WHAT IS BEING ASKED ▸
Every record must be given again word for word; no picture belongs in the copy.

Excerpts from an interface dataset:
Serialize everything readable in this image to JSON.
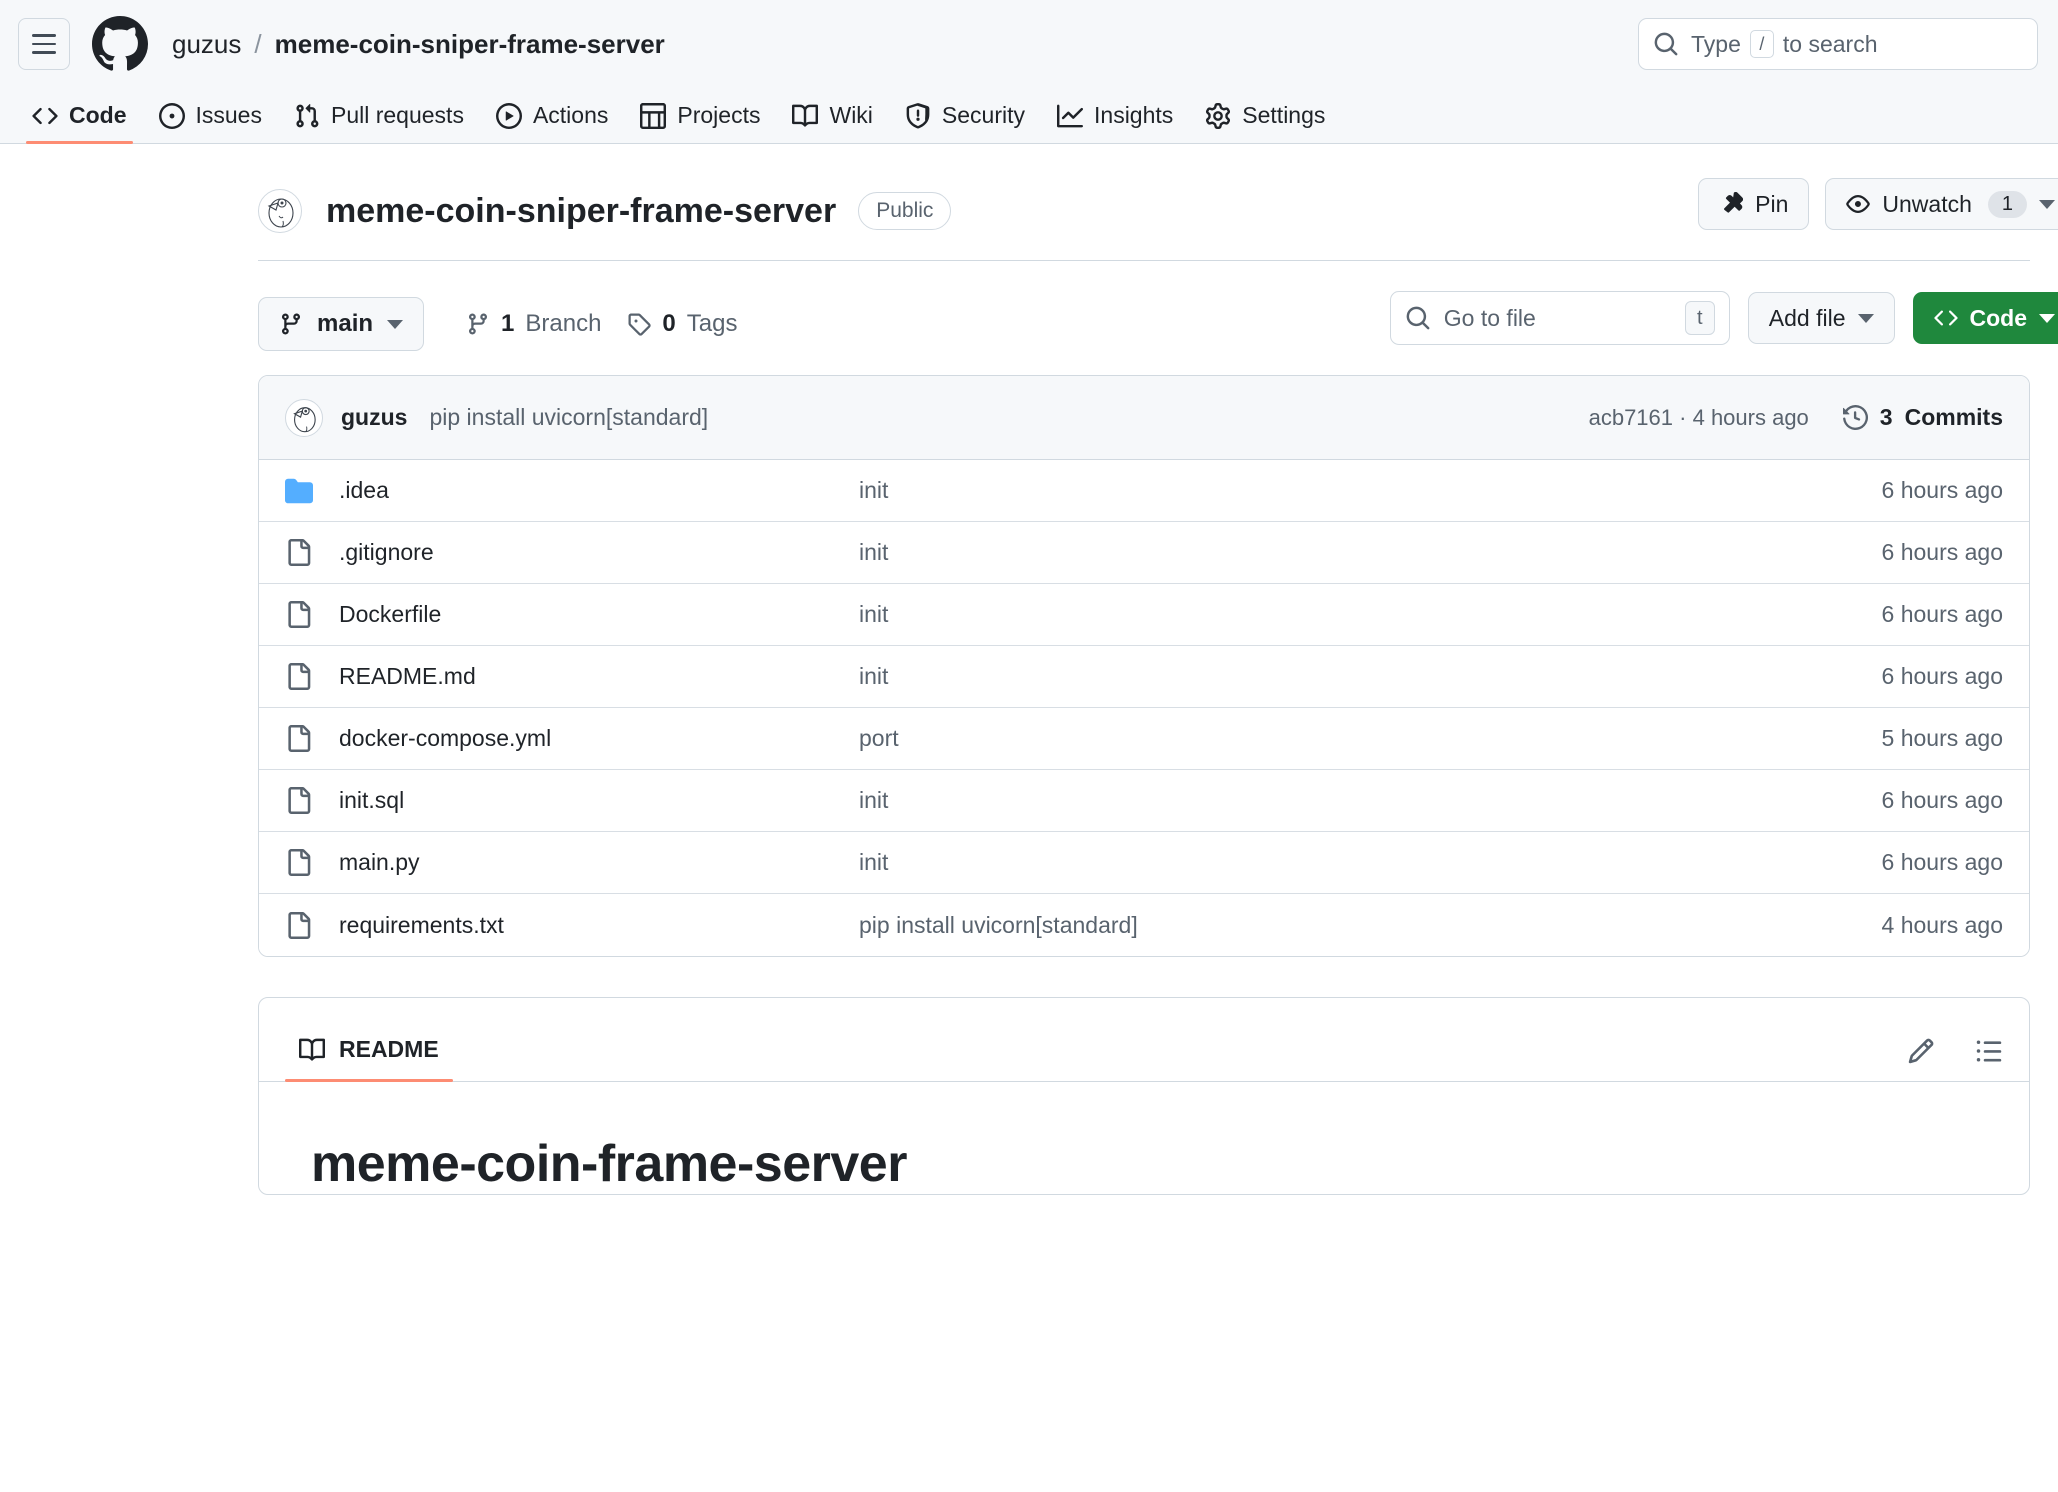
{
  "header": {
    "menu_label": "Open menu",
    "logo_label": "github-logo",
    "breadcrumb": {
      "owner": "guzus",
      "separator": "/",
      "repo": "meme-coin-sniper-frame-server"
    },
    "search": {
      "placeholder": "Type",
      "key_hint": "/",
      "suffix": "to search"
    }
  },
  "nav": {
    "items": [
      {
        "label": "Code",
        "icon": "code-icon",
        "selected": true
      },
      {
        "label": "Issues",
        "icon": "issue-opened-icon",
        "selected": false
      },
      {
        "label": "Pull requests",
        "icon": "git-pull-request-icon",
        "selected": false
      },
      {
        "label": "Actions",
        "icon": "play-icon",
        "selected": false
      },
      {
        "label": "Projects",
        "icon": "table-icon",
        "selected": false
      },
      {
        "label": "Wiki",
        "icon": "book-icon",
        "selected": false
      },
      {
        "label": "Security",
        "icon": "shield-icon",
        "selected": false
      },
      {
        "label": "Insights",
        "icon": "graph-icon",
        "selected": false
      },
      {
        "label": "Settings",
        "icon": "gear-icon",
        "selected": false
      }
    ]
  },
  "repo": {
    "name": "meme-coin-sniper-frame-server",
    "visibility": "Public",
    "pin_label": "Pin",
    "watch_label": "Unwatch",
    "watch_count": "1"
  },
  "toolbar": {
    "branch_name": "main",
    "branch_count": "1",
    "branch_word": "Branch",
    "tag_count": "0",
    "tag_word": "Tags",
    "file_search_placeholder": "Go to file",
    "file_search_key": "t",
    "add_file_label": "Add file",
    "code_label": "Code"
  },
  "commit_bar": {
    "author": "guzus",
    "message": "pip install uvicorn[standard]",
    "hash": "acb7161",
    "relative_time": "4 hours ago",
    "separator": "·",
    "commits_count": "3",
    "commits_word": "Commits"
  },
  "files": [
    {
      "name": ".idea",
      "type": "folder",
      "message": "init",
      "time": "6 hours ago"
    },
    {
      "name": ".gitignore",
      "type": "file",
      "message": "init",
      "time": "6 hours ago"
    },
    {
      "name": "Dockerfile",
      "type": "file",
      "message": "init",
      "time": "6 hours ago"
    },
    {
      "name": "README.md",
      "type": "file",
      "message": "init",
      "time": "6 hours ago"
    },
    {
      "name": "docker-compose.yml",
      "type": "file",
      "message": "port",
      "time": "5 hours ago"
    },
    {
      "name": "init.sql",
      "type": "file",
      "message": "init",
      "time": "6 hours ago"
    },
    {
      "name": "main.py",
      "type": "file",
      "message": "init",
      "time": "6 hours ago"
    },
    {
      "name": "requirements.txt",
      "type": "file",
      "message": "pip install uvicorn[standard]",
      "time": "4 hours ago"
    }
  ],
  "readme": {
    "tab_label": "README",
    "edit_label": "Edit file",
    "outline_label": "Outline",
    "heading": "meme-coin-frame-server"
  },
  "colors": {
    "accent_green": "#1f883d",
    "tab_underline": "#fd8c73",
    "folder_blue": "#54aeff",
    "muted_text": "#59636e",
    "border": "#d1d9e0",
    "header_bg": "#f6f8fa"
  }
}
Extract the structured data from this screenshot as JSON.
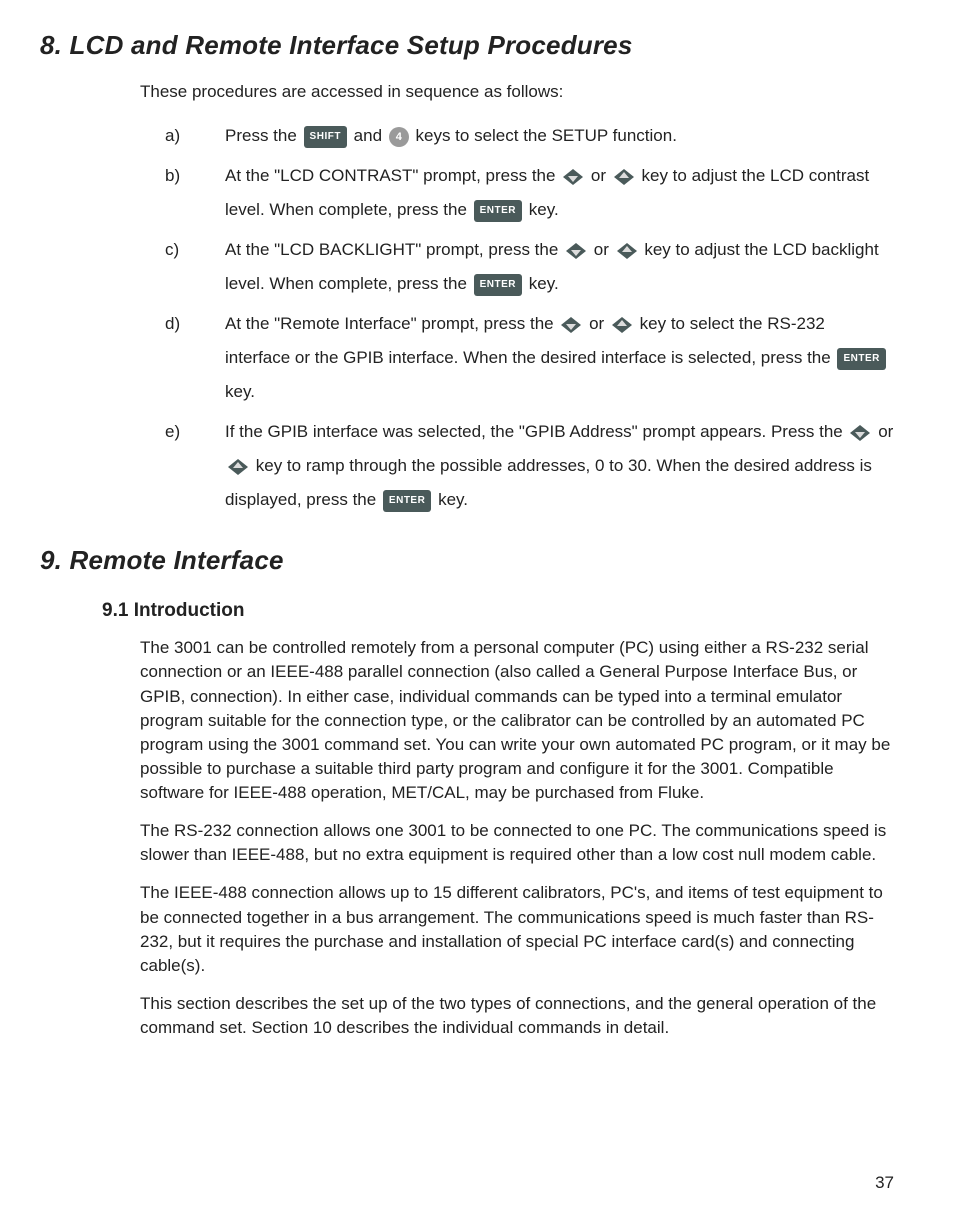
{
  "page_number": "37",
  "section8": {
    "title": "8. LCD and Remote Interface Setup Procedures",
    "intro": "These procedures are accessed in sequence as follows:",
    "steps": {
      "a": {
        "marker": "a)",
        "t1": "Press the ",
        "shift_label": "SHIFT",
        "t2": " and ",
        "four_label": "4",
        "t3": " keys to select the SETUP function."
      },
      "b": {
        "marker": "b)",
        "t1": "At the \"LCD CONTRAST\" prompt, press the ",
        "t2": " or ",
        "t3": " key to adjust the LCD contrast level.  When complete, press the ",
        "enter_label": "ENTER",
        "t4": " key."
      },
      "c": {
        "marker": "c)",
        "t1": "At the \"LCD BACKLIGHT\" prompt, press the ",
        "t2": " or ",
        "t3": " key to adjust the LCD backlight level.  When complete, press the ",
        "enter_label": "ENTER",
        "t4": " key."
      },
      "d": {
        "marker": "d)",
        "t1": "At the \"Remote Interface\" prompt, press the ",
        "t2": " or ",
        "t3": "key to select the RS-232 interface or the GPIB interface.  When the desired interface is selected, press the ",
        "enter_label": "ENTER",
        "t4": " key."
      },
      "e": {
        "marker": "e)",
        "t1": "If the GPIB interface was selected, the \"GPIB Address\" prompt appears.  Press the ",
        "t2": " or ",
        "t3": " key to ramp through the possible addresses, 0 to 30.  When the desired address is displayed, press the ",
        "enter_label": "ENTER",
        "t4": " key."
      }
    }
  },
  "section9": {
    "title": "9. Remote Interface",
    "sub_title": "9.1 Introduction",
    "p1": "The 3001 can be controlled remotely from a personal computer (PC) using either a RS-232 serial connection or an IEEE-488 parallel connection (also called a General Purpose Interface Bus, or GPIB, connection).  In either case, individual commands can be typed into a terminal emulator program suitable for the connection type, or the calibrator can be controlled by an automated PC program using the 3001 command set.  You can write your own automated PC program, or it may be possible to purchase a suitable third party program and configure it for the 3001.  Compatible software for IEEE-488 operation, MET/CAL, may be purchased from Fluke.",
    "p2": "The RS-232 connection allows one 3001 to be connected to one PC.  The communications speed is slower than IEEE-488, but no extra equipment is required other than a low cost null modem cable.",
    "p3": "The IEEE-488 connection allows up to 15 different calibrators, PC's, and items of test equipment to be connected together in a bus arrangement.  The communications speed is much faster than RS-232, but it requires the purchase and installation of special PC interface card(s) and connecting cable(s).",
    "p4": "This section describes the set up of the two types of connections, and the general operation of the command set.  Section 10 describes the individual commands in detail."
  }
}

RESPONSE TO THIS TASK ▸
Serialize everything readable in this image to JSON.
{
  "header": {
    "menu_label": "Open menu",
    "logo_label": "github-logo",
    "breadcrumb": {
      "owner": "guzus",
      "separator": "/",
      "repo": "meme-coin-sniper-frame-server"
    },
    "search": {
      "placeholder": "Type",
      "key_hint": "/",
      "suffix": "to search"
    }
  },
  "nav": {
    "items": [
      {
        "label": "Code",
        "icon": "code-icon",
        "selected": true
      },
      {
        "label": "Issues",
        "icon": "issue-opened-icon",
        "selected": false
      },
      {
        "label": "Pull requests",
        "icon": "git-pull-request-icon",
        "selected": false
      },
      {
        "label": "Actions",
        "icon": "play-icon",
        "selected": false
      },
      {
        "label": "Projects",
        "icon": "table-icon",
        "selected": false
      },
      {
        "label": "Wiki",
        "icon": "book-icon",
        "selected": false
      },
      {
        "label": "Security",
        "icon": "shield-icon",
        "selected": false
      },
      {
        "label": "Insights",
        "icon": "graph-icon",
        "selected": false
      },
      {
        "label": "Settings",
        "icon": "gear-icon",
        "selected": false
      }
    ]
  },
  "repo": {
    "name": "meme-coin-sniper-frame-server",
    "visibility": "Public",
    "pin_label": "Pin",
    "watch_label": "Unwatch",
    "watch_count": "1"
  },
  "toolbar": {
    "branch_name": "main",
    "branch_count": "1",
    "branch_word": "Branch",
    "tag_count": "0",
    "tag_word": "Tags",
    "file_search_placeholder": "Go to file",
    "file_search_key": "t",
    "add_file_label": "Add file",
    "code_label": "Code"
  },
  "commit_bar": {
    "author": "guzus",
    "message": "pip install uvicorn[standard]",
    "hash": "acb7161",
    "relative_time": "4 hours ago",
    "separator": "·",
    "commits_count": "3",
    "commits_word": "Commits"
  },
  "files": [
    {
      "name": ".idea",
      "type": "folder",
      "message": "init",
      "time": "6 hours ago"
    },
    {
      "name": ".gitignore",
      "type": "file",
      "message": "init",
      "time": "6 hours ago"
    },
    {
      "name": "Dockerfile",
      "type": "file",
      "message": "init",
      "time": "6 hours ago"
    },
    {
      "name": "README.md",
      "type": "file",
      "message": "init",
      "time": "6 hours ago"
    },
    {
      "name": "docker-compose.yml",
      "type": "file",
      "message": "port",
      "time": "5 hours ago"
    },
    {
      "name": "init.sql",
      "type": "file",
      "message": "init",
      "time": "6 hours ago"
    },
    {
      "name": "main.py",
      "type": "file",
      "message": "init",
      "time": "6 hours ago"
    },
    {
      "name": "requirements.txt",
      "type": "file",
      "message": "pip install uvicorn[standard]",
      "time": "4 hours ago"
    }
  ],
  "readme": {
    "tab_label": "README",
    "edit_label": "Edit file",
    "outline_label": "Outline",
    "heading": "meme-coin-frame-server"
  },
  "colors": {
    "accent_green": "#1f883d",
    "tab_underline": "#fd8c73",
    "folder_blue": "#54aeff",
    "muted_text": "#59636e",
    "border": "#d1d9e0",
    "header_bg": "#f6f8fa"
  }
}
Extract the structured data from this screenshot as JSON.
{
  "page_number": "37",
  "section8": {
    "title": "8. LCD and Remote Interface Setup Procedures",
    "intro": "These procedures are accessed in sequence as follows:",
    "steps": {
      "a": {
        "marker": "a)",
        "t1": "Press the ",
        "shift_label": "SHIFT",
        "t2": " and ",
        "four_label": "4",
        "t3": " keys to select the SETUP function."
      },
      "b": {
        "marker": "b)",
        "t1": "At the \"LCD CONTRAST\" prompt, press the ",
        "t2": " or ",
        "t3": " key to adjust the LCD contrast level.  When complete, press the ",
        "enter_label": "ENTER",
        "t4": " key."
      },
      "c": {
        "marker": "c)",
        "t1": "At the \"LCD BACKLIGHT\" prompt, press the ",
        "t2": " or ",
        "t3": " key to adjust the LCD backlight level.  When complete, press the ",
        "enter_label": "ENTER",
        "t4": " key."
      },
      "d": {
        "marker": "d)",
        "t1": "At the \"Remote Interface\" prompt, press the ",
        "t2": " or ",
        "t3": "key to select the RS-232 interface or the GPIB interface.  When the desired interface is selected, press the ",
        "enter_label": "ENTER",
        "t4": " key."
      },
      "e": {
        "marker": "e)",
        "t1": "If the GPIB interface was selected, the \"GPIB Address\" prompt appears.  Press the ",
        "t2": " or ",
        "t3": " key to ramp through the possible addresses, 0 to 30.  When the desired address is displayed, press the ",
        "enter_label": "ENTER",
        "t4": " key."
      }
    }
  },
  "section9": {
    "title": "9. Remote Interface",
    "sub_title": "9.1 Introduction",
    "p1": "The 3001 can be controlled remotely from a personal computer (PC) using either a RS-232 serial connection or an IEEE-488 parallel connection (also called a General Purpose Interface Bus, or GPIB, connection).  In either case, individual commands can be typed into a terminal emulator program suitable for the connection type, or the calibrator can be controlled by an automated PC program using the 3001 command set.  You can write your own automated PC program, or it may be possible to purchase a suitable third party program and configure it for the 3001.  Compatible software for IEEE-488 operation, MET/CAL, may be purchased from Fluke.",
    "p2": "The RS-232 connection allows one 3001 to be connected to one PC.  The communications speed is slower than IEEE-488, but no extra equipment is required other than a low cost null modem cable.",
    "p3": "The IEEE-488 connection allows up to 15 different calibrators, PC's, and items of test equipment to be connected together in a bus arrangement.  The communications speed is much faster than RS-232, but it requires the purchase and installation of special PC interface card(s) and connecting cable(s).",
    "p4": "This section describes the set up of the two types of connections, and the general operation of the command set.  Section 10 describes the individual commands in detail."
  }
}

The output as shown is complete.